The Association of Superannuation Funds of Australia (ASFA) has produced some fascinating figures that starkly illustrate why Australians should not rely on superannuation guarantee (SG) contributions to provide what many people would consider an adequate standard of living in retirement.
This is the unfortunate reality even for those with many years ahead of them in the workforce. (See Smart Investing, February 14, for more discussions on the latest ASFA research on super savings.)
Say you have a current salary of $75,000 have 30 years to go until retirement.
ASFA calculates that, based on certain assumptions, you will need to make voluntary contributions of 14% above the 9% SG contributions to reach have an annual income in retirement of $45,000 a year in today's dollars - even when including a part age pension.
And a fund member, again earning $75,000 a year, with 35 years until retirement will need to contribute 10% a year above 9% SG contributions to reach an income of $45,000 in today's dollars. Again this includes a part age pension.
The assumptions used by ASFA for its calculation should be carefully noted, particularly as personal circumstances can differ so much from individual to individual.
It is assumed that the members have no super savings at the start of the periods until retirement (30 and 35 years). And it is assumed that the super funds earn 7% a year after taxes and investment management fees.
The voluntary contributions used in the calculations are by salary-sacrifice and subject to the standard 15% contributions tax.
The key message is not to make the mistake of believing that SG contributions are enough to adequately save for your retirement. Voluntary contributions should be made even if you have 40 years or more until eventually leaving the workforce.
ASFA says that a married couple with their own home would need an income of more than $45,000 a year for a standard of living that many would find acceptable.

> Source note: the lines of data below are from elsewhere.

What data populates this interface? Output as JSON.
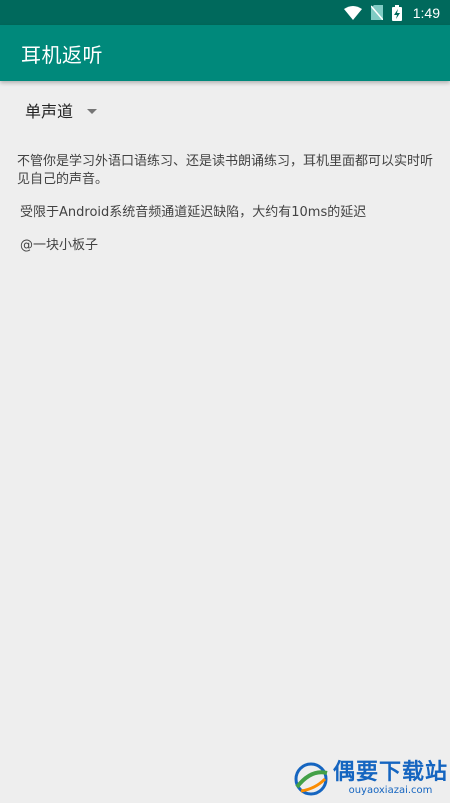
{
  "status_bar": {
    "time": "1:49",
    "icons": [
      "wifi-icon",
      "no-sim-icon",
      "battery-charging-icon"
    ],
    "background": "#00695c"
  },
  "app_bar": {
    "title": "耳机返听",
    "background": "#00897b"
  },
  "channel_spinner": {
    "selected": "单声道"
  },
  "content": {
    "description": "不管你是学习外语口语练习、还是读书朗诵练习，耳机里面都可以实时听见自己的声音。",
    "latency_note": "受限于Android系统音频通道延迟缺陷，大约有10ms的延迟",
    "author": "@一块小板子"
  },
  "watermark": {
    "main": "偶要下载站",
    "sub": "ouyaoxiazai.com",
    "color": "#1565c0"
  }
}
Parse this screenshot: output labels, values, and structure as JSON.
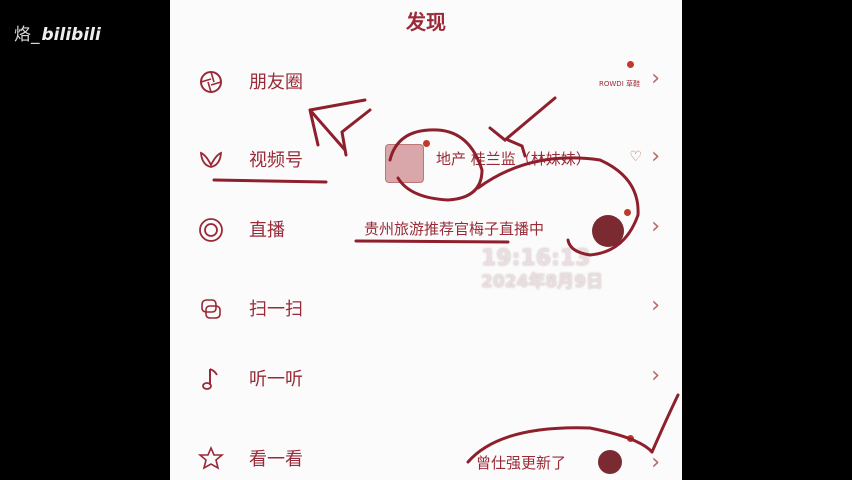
{
  "watermark": {
    "handle": "烙_",
    "brand": "bilibili"
  },
  "header": {
    "title": "发现"
  },
  "rows": [
    {
      "label": "朋友圈",
      "preview": "",
      "mini_text": "ROWDI 草鞋"
    },
    {
      "label": "视频号",
      "preview": "地产 桂兰监（林妹妹）"
    },
    {
      "label": "直播",
      "preview": "贵州旅游推荐官梅子直播中"
    },
    {
      "label": "扫一扫",
      "preview": ""
    },
    {
      "label": "听一听",
      "preview": ""
    },
    {
      "label": "看一看",
      "preview": "曾仕强更新了"
    }
  ],
  "overlay": {
    "time": "19:16:13",
    "date": "2024年8月9日"
  },
  "colors": {
    "accent": "#9a2a38",
    "annotation": "#8e1f2c",
    "badge": "#c0392b"
  },
  "icons": [
    "moments-icon",
    "channels-icon",
    "live-icon",
    "scan-icon",
    "listen-icon",
    "look-icon"
  ]
}
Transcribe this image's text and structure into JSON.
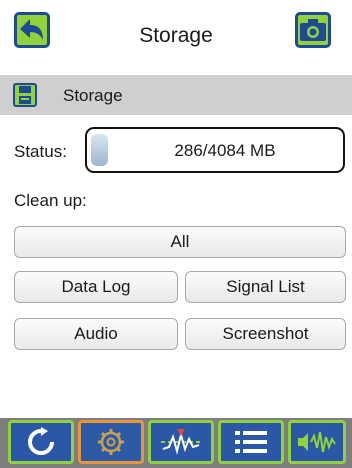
{
  "header": {
    "title": "Storage",
    "back_icon": "back-arrow-icon",
    "camera_icon": "camera-icon"
  },
  "section": {
    "label": "Storage",
    "icon": "save-disk-icon"
  },
  "status": {
    "label": "Status:",
    "value": "286/4084 MB",
    "used_fraction": 0.07
  },
  "cleanup": {
    "label": "Clean up:",
    "buttons": {
      "all": "All",
      "data_log": "Data Log",
      "signal_list": "Signal List",
      "audio": "Audio",
      "screenshot": "Screenshot"
    }
  },
  "toolbar": {
    "items": [
      {
        "icon": "refresh-icon",
        "active": false
      },
      {
        "icon": "gear-icon",
        "active": true
      },
      {
        "icon": "waveform-icon",
        "active": false
      },
      {
        "icon": "list-icon",
        "active": false
      },
      {
        "icon": "audio-signal-icon",
        "active": false
      }
    ]
  },
  "colors": {
    "accent_green": "#8fd23b",
    "tool_blue": "#2a58a7",
    "active_orange": "#e8963a",
    "section_gray": "#cfcfcf",
    "toolbar_gray": "#7e7e7e"
  }
}
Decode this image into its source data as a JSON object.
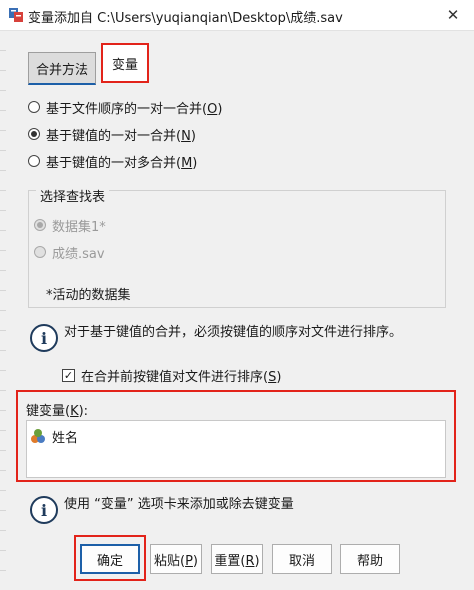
{
  "window": {
    "title": "变量添加自 C:\\Users\\yuqianqian\\Desktop\\成绩.sav",
    "close_glyph": "✕"
  },
  "tabs": [
    {
      "label": "合并方法",
      "selected": true
    },
    {
      "label": "变量",
      "selected": false
    }
  ],
  "merge_methods": [
    {
      "prefix": "基于文件顺序的一对一合并(",
      "key": "O",
      "suffix": ")",
      "checked": false
    },
    {
      "prefix": "基于键值的一对一合并(",
      "key": "N",
      "suffix": ")",
      "checked": true
    },
    {
      "prefix": "基于键值的一对多合并(",
      "key": "M",
      "suffix": ")",
      "checked": false
    }
  ],
  "lookup_table": {
    "title": "选择查找表",
    "options": [
      {
        "label": "数据集1*",
        "checked": true,
        "disabled": true
      },
      {
        "label": "成绩.sav",
        "checked": false,
        "disabled": true
      }
    ],
    "note": "*活动的数据集"
  },
  "info_sort": "对于基于键值的合并，必须按键值的顺序对文件进行排序。",
  "sort_checkbox": {
    "prefix": "在合并前按键值对文件进行排序(",
    "key": "S",
    "suffix": ")",
    "checked": true,
    "check_glyph": "✓"
  },
  "key_variables": {
    "label_prefix": "键变量(",
    "label_key": "K",
    "label_suffix": "):",
    "items": [
      "姓名"
    ]
  },
  "info_vars": "使用 “变量” 选项卡来添加或除去键变量",
  "buttons": {
    "ok": "确定",
    "paste_prefix": "粘贴(",
    "paste_key": "P",
    "paste_suffix": ")",
    "reset_prefix": "重置(",
    "reset_key": "R",
    "reset_suffix": ")",
    "cancel": "取消",
    "help": "帮助"
  },
  "colors": {
    "highlight": "#e2231a",
    "accent": "#1c5fa8"
  },
  "icons": {
    "app": "spss-merge-icon",
    "info": "info-icon",
    "variable": "nominal-variable-icon"
  }
}
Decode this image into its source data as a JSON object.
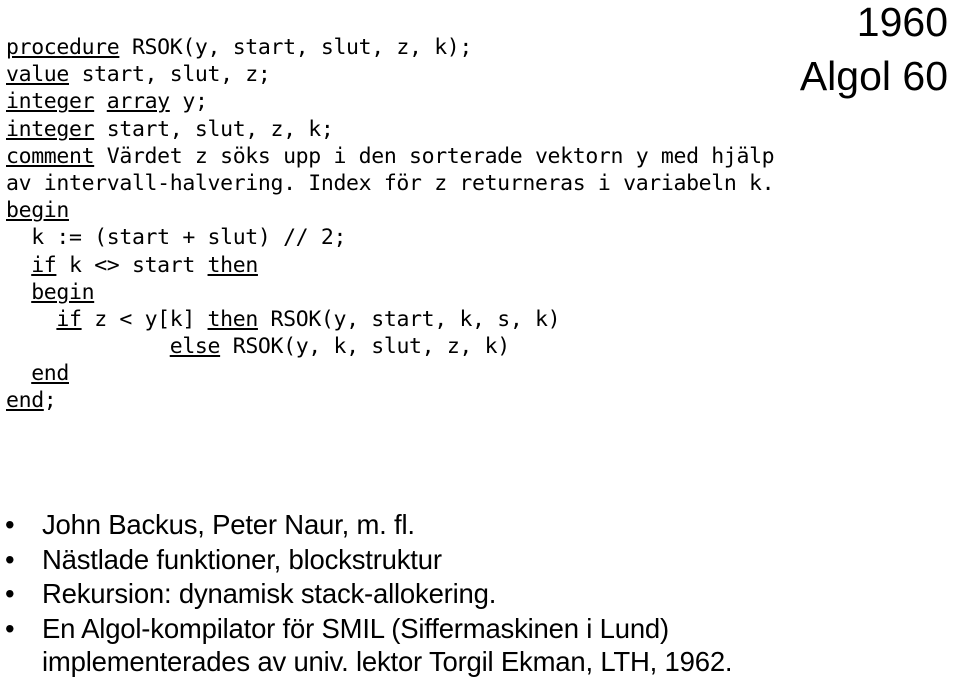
{
  "headings": {
    "year": "1960",
    "language": "Algol 60"
  },
  "code": {
    "language": "Algol 60",
    "lines": [
      [
        {
          "t": "procedure",
          "kw": true
        },
        {
          "t": " RSOK(y, start, slut, z, k);",
          "kw": false
        }
      ],
      [
        {
          "t": "value",
          "kw": true
        },
        {
          "t": " start, slut, z;",
          "kw": false
        }
      ],
      [
        {
          "t": "integer",
          "kw": true
        },
        {
          "t": " ",
          "kw": false
        },
        {
          "t": "array",
          "kw": true
        },
        {
          "t": " y;",
          "kw": false
        }
      ],
      [
        {
          "t": "integer",
          "kw": true
        },
        {
          "t": " start, slut, z, k;",
          "kw": false
        }
      ],
      [
        {
          "t": "comment",
          "kw": true
        },
        {
          "t": " Värdet z söks upp i den sorterade vektorn y med hjälp",
          "kw": false
        }
      ],
      [
        {
          "t": "av intervall-halvering. Index för z returneras i variabeln k.",
          "kw": false
        }
      ],
      [
        {
          "t": "begin",
          "kw": true
        }
      ],
      [
        {
          "t": "  k := (start + slut) // 2;",
          "kw": false
        }
      ],
      [
        {
          "t": "  ",
          "kw": false
        },
        {
          "t": "if",
          "kw": true
        },
        {
          "t": " k <> start ",
          "kw": false
        },
        {
          "t": "then",
          "kw": true
        }
      ],
      [
        {
          "t": "  ",
          "kw": false
        },
        {
          "t": "begin",
          "kw": true
        }
      ],
      [
        {
          "t": "    ",
          "kw": false
        },
        {
          "t": "if",
          "kw": true
        },
        {
          "t": " z < y[k] ",
          "kw": false
        },
        {
          "t": "then",
          "kw": true
        },
        {
          "t": " RSOK(y, start, k, s, k)",
          "kw": false
        }
      ],
      [
        {
          "t": "             ",
          "kw": false
        },
        {
          "t": "else",
          "kw": true
        },
        {
          "t": " RSOK(y, k, slut, z, k)",
          "kw": false
        }
      ],
      [
        {
          "t": "  ",
          "kw": false
        },
        {
          "t": "end",
          "kw": true
        }
      ],
      [
        {
          "t": "end",
          "kw": true
        },
        {
          "t": ";",
          "kw": false
        }
      ]
    ]
  },
  "bullets": [
    {
      "text": "John Backus, Peter Naur, m. fl.",
      "cont": ""
    },
    {
      "text": "Nästlade funktioner, blockstruktur",
      "cont": ""
    },
    {
      "text": "Rekursion: dynamisk stack-allokering.",
      "cont": ""
    },
    {
      "text": "En Algol-kompilator för SMIL (Siffermaskinen i Lund)",
      "cont": "implementerades av univ. lektor Torgil Ekman, LTH, 1962."
    }
  ],
  "bullet_marker": "•",
  "colors": {
    "background": "#ffffff",
    "text": "#000000"
  }
}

It tags this as a "comfortable" lifestyle for retirees.
This standard of living would require super savings of about $500,000 a year plus a part age pension, according to ASFA.